REQUIREMENT: If a line in the data below contains the word "screenshot", copy it out.

─── DATA FOR ANALYSIS

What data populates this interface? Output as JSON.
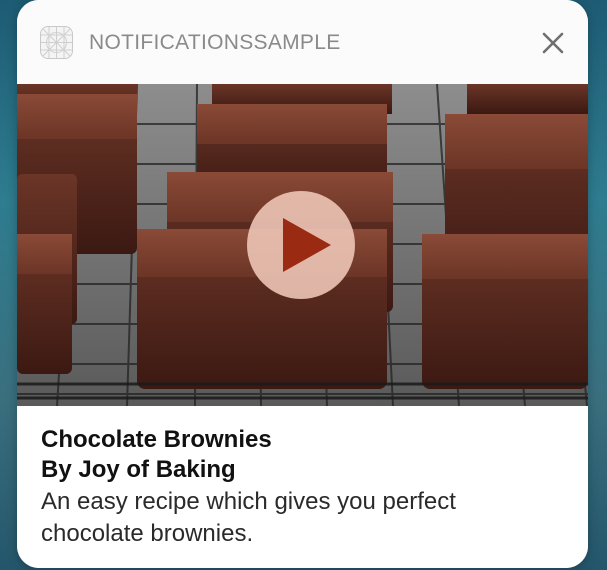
{
  "notification": {
    "app_name": "NOTIFICATIONSSAMPLE",
    "app_icon": "app-grid-icon",
    "close_icon": "close-icon",
    "media": {
      "description_icon": "play-icon",
      "play_color": "#9a2a12",
      "play_background": "#f0c8b9"
    },
    "title": "Chocolate Brownies",
    "subtitle": "By Joy of Baking",
    "body_line_1": "An easy recipe which gives you perfect",
    "body_line_2": "chocolate brownies."
  }
}
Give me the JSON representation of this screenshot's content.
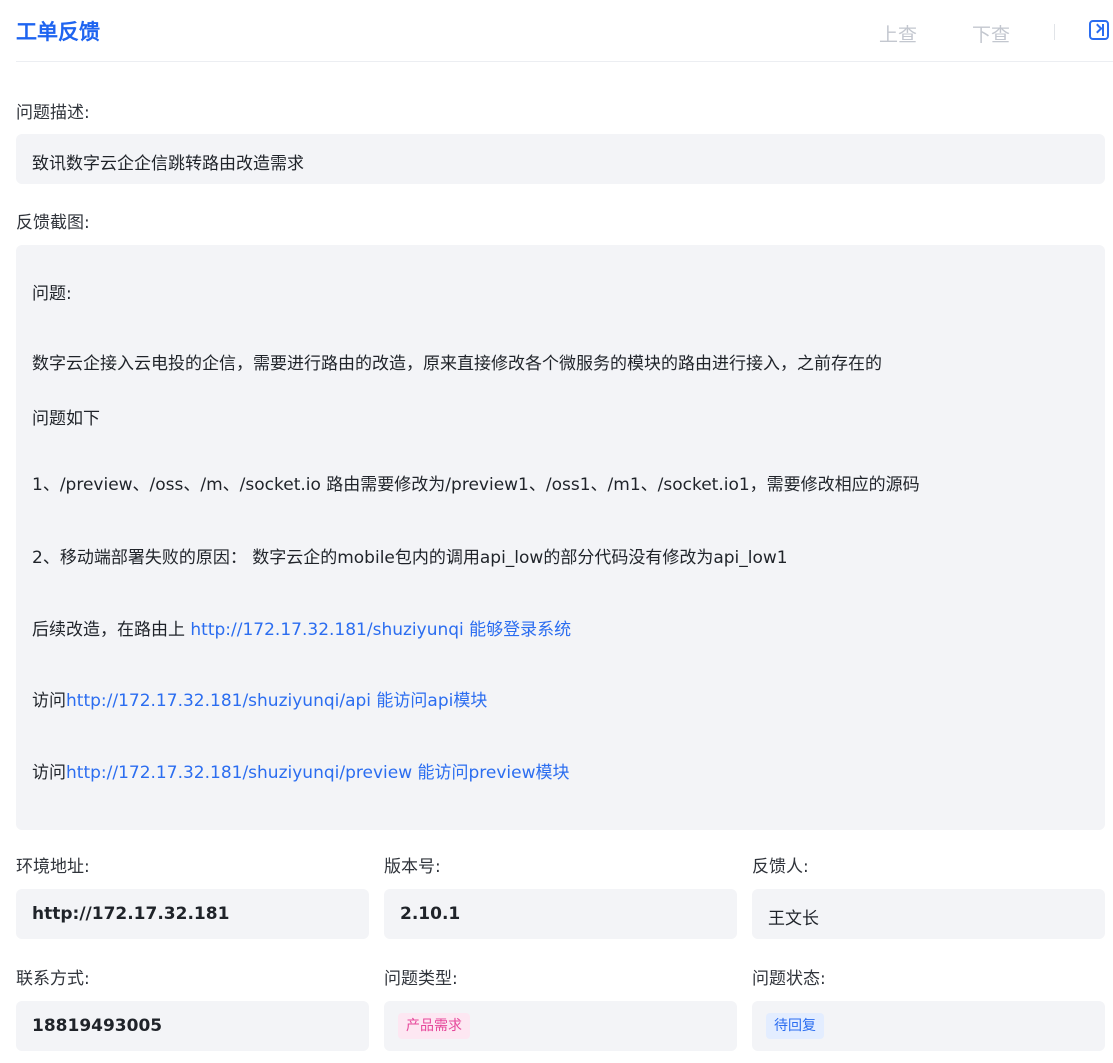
{
  "header": {
    "title": "工单反馈",
    "prev_label": "上查",
    "next_label": "下查",
    "collapse_icon": "panel-collapse-icon"
  },
  "description": {
    "label": "问题描述:",
    "value": "致讯数字云企企信跳转路由改造需求"
  },
  "screenshot": {
    "label": "反馈截图:",
    "lines": {
      "l1": "问题:",
      "l2": "数字云企接入云电投的企信，需要进行路由的改造，原来直接修改各个微服务的模块的路由进行接入，之前存在的",
      "l3": "问题如下",
      "l4": "1、/preview、/oss、/m、/socket.io 路由需要修改为/preview1、/oss1、/m1、/socket.io1，需要修改相应的源码",
      "l5": "2、移动端部署失败的原因： 数字云企的mobile包内的调用api_low的部分代码没有修改为api_low1",
      "l6_prefix": "后续改造，在路由上 ",
      "l6_link": "http://172.17.32.181/shuziyunqi",
      "l6_suffix": "   能够登录系统",
      "l7_prefix": "访问",
      "l7_link": "http://172.17.32.181/shuziyunqi/api",
      "l7_suffix": "  能访问api模块",
      "l8_prefix": "访问",
      "l8_link": "http://172.17.32.181/shuziyunqi/preview",
      "l8_suffix": " 能访问preview模块"
    }
  },
  "info": {
    "env_label": "环境地址:",
    "env_value": "http://172.17.32.181",
    "version_label": "版本号:",
    "version_value": "2.10.1",
    "reporter_label": "反馈人:",
    "reporter_value": "王文长",
    "contact_label": "联系方式:",
    "contact_value": "18819493005",
    "type_label": "问题类型:",
    "type_value": "产品需求",
    "status_label": "问题状态:",
    "status_value": "待回复"
  },
  "colors": {
    "accent": "#1e64f0",
    "link": "#2b6df0",
    "type_tag": "#e6479a",
    "status_tag": "#2b6df0"
  }
}
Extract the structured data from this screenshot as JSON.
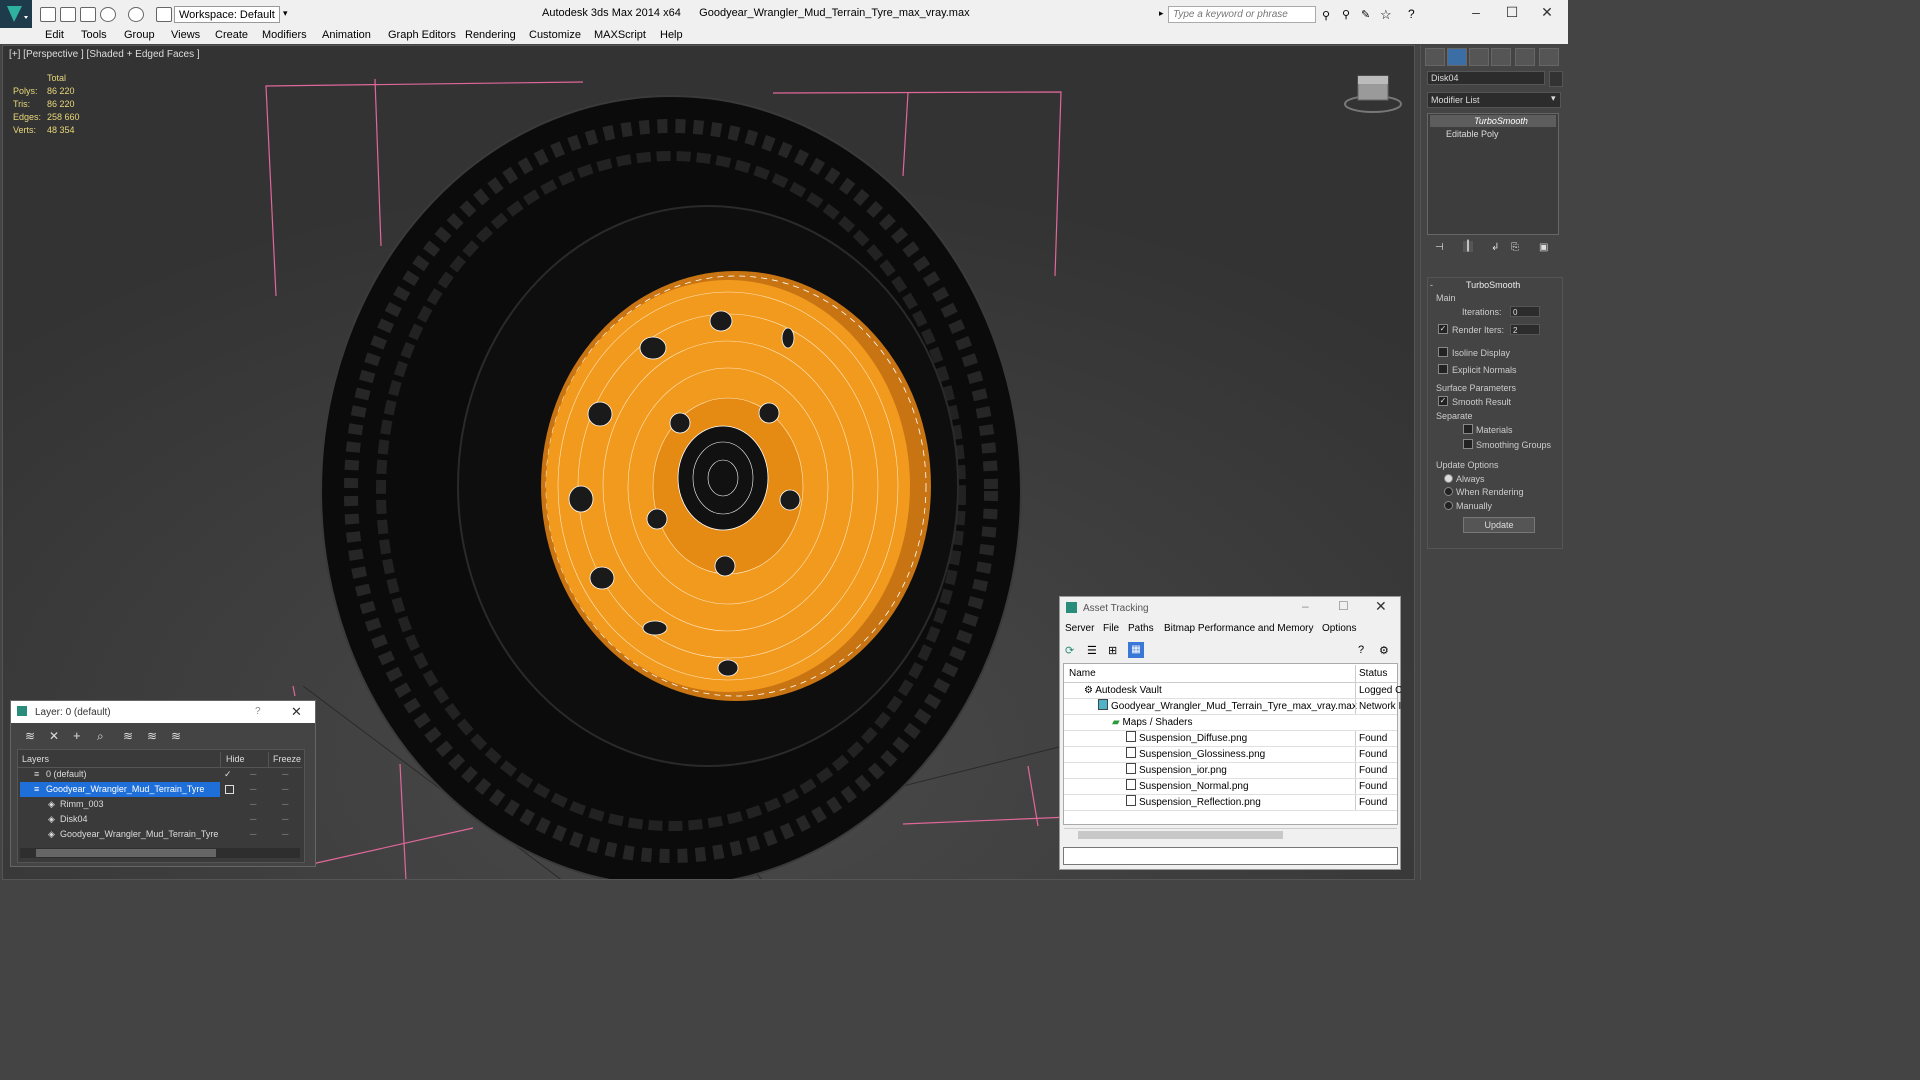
{
  "app": {
    "title": "Autodesk 3ds Max  2014 x64",
    "file": "Goodyear_Wrangler_Mud_Terrain_Tyre_max_vray.max",
    "workspace": "Workspace: Default",
    "search_placeholder": "Type a keyword or phrase"
  },
  "menu": [
    "Edit",
    "Tools",
    "Group",
    "Views",
    "Create",
    "Modifiers",
    "Animation",
    "Graph Editors",
    "Rendering",
    "Customize",
    "MAXScript",
    "Help"
  ],
  "viewport": {
    "label": "[+] [Perspective ] [Shaded + Edged Faces ]",
    "stats": {
      "header": "Total",
      "rows": [
        {
          "key": "Polys:",
          "value": "86 220"
        },
        {
          "key": "Tris:",
          "value": "86 220"
        },
        {
          "key": "Edges:",
          "value": "258 660"
        },
        {
          "key": "Verts:",
          "value": "48 354"
        }
      ]
    }
  },
  "command_panel": {
    "object_name": "Disk04",
    "modifier_list": "Modifier List",
    "stack": [
      "TurboSmooth",
      "Editable Poly"
    ],
    "rollout_title": "TurboSmooth",
    "main_group": "Main",
    "iterations_label": "Iterations:",
    "iterations_value": "0",
    "render_iters_label": "Render Iters:",
    "render_iters_value": "2",
    "isoline_label": "Isoline Display",
    "explicit_normals_label": "Explicit Normals",
    "surface_group": "Surface Parameters",
    "smooth_result_label": "Smooth Result",
    "separate_label": "Separate",
    "materials_label": "Materials",
    "smoothing_groups_label": "Smoothing Groups",
    "update_group": "Update Options",
    "always_label": "Always",
    "when_rendering_label": "When Rendering",
    "manually_label": "Manually",
    "update_button": "Update"
  },
  "layer_panel": {
    "title": "Layer: 0 (default)",
    "help": "?",
    "col_layers": "Layers",
    "col_hide": "Hide",
    "col_freeze": "Freeze",
    "rows": [
      {
        "label": "0 (default)"
      },
      {
        "label": "Goodyear_Wrangler_Mud_Terrain_Tyre"
      },
      {
        "label": "Rimm_003"
      },
      {
        "label": "Disk04"
      },
      {
        "label": "Goodyear_Wrangler_Mud_Terrain_Tyre"
      }
    ]
  },
  "asset_panel": {
    "title": "Asset Tracking",
    "menu": [
      "Server",
      "File",
      "Paths",
      "Bitmap Performance and Memory",
      "Options"
    ],
    "col_name": "Name",
    "col_status": "Status",
    "rows": [
      {
        "name": "Autodesk Vault",
        "status": "Logged C"
      },
      {
        "name": "Goodyear_Wrangler_Mud_Terrain_Tyre_max_vray.max",
        "status": "Network I"
      },
      {
        "name": "Maps / Shaders",
        "status": ""
      },
      {
        "name": "Suspension_Diffuse.png",
        "status": "Found"
      },
      {
        "name": "Suspension_Glossiness.png",
        "status": "Found"
      },
      {
        "name": "Suspension_ior.png",
        "status": "Found"
      },
      {
        "name": "Suspension_Normal.png",
        "status": "Found"
      },
      {
        "name": "Suspension_Reflection.png",
        "status": "Found"
      }
    ]
  },
  "colors": {
    "rim": "#f29a1e",
    "tyre": "#0e0e0e",
    "selection": "#1e6fd9",
    "bbox": "#e0679a"
  }
}
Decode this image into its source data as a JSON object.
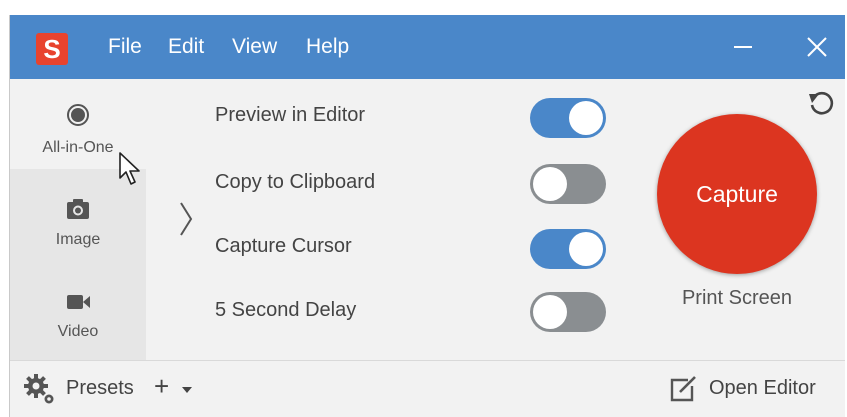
{
  "app": {
    "logo_letter": "S"
  },
  "menu": {
    "file": "File",
    "edit": "Edit",
    "view": "View",
    "help": "Help"
  },
  "sidebar": {
    "items": [
      {
        "label": "All-in-One",
        "icon": "record-dot-icon",
        "active": true
      },
      {
        "label": "Image",
        "icon": "camera-icon",
        "active": false
      },
      {
        "label": "Video",
        "icon": "video-camera-icon",
        "active": false
      }
    ]
  },
  "options": [
    {
      "label": "Preview in Editor",
      "on": true
    },
    {
      "label": "Copy to Clipboard",
      "on": false
    },
    {
      "label": "Capture Cursor",
      "on": true
    },
    {
      "label": "5 Second Delay",
      "on": false
    }
  ],
  "capture": {
    "button_label": "Capture",
    "hotkey": "Print Screen"
  },
  "bottom": {
    "presets_label": "Presets",
    "add_label": "+",
    "open_editor_label": "Open Editor"
  },
  "colors": {
    "titlebar": "#4a87c9",
    "capture": "#dc3520",
    "toggle_on": "#4a87c9",
    "toggle_off": "#8a8e91",
    "logo": "#e8432e"
  }
}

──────

TASK OUTPUT:
Give me the JSON representation of this screenshot's content.
  "screenshot": {
Extract the structured data from this screenshot as JSON.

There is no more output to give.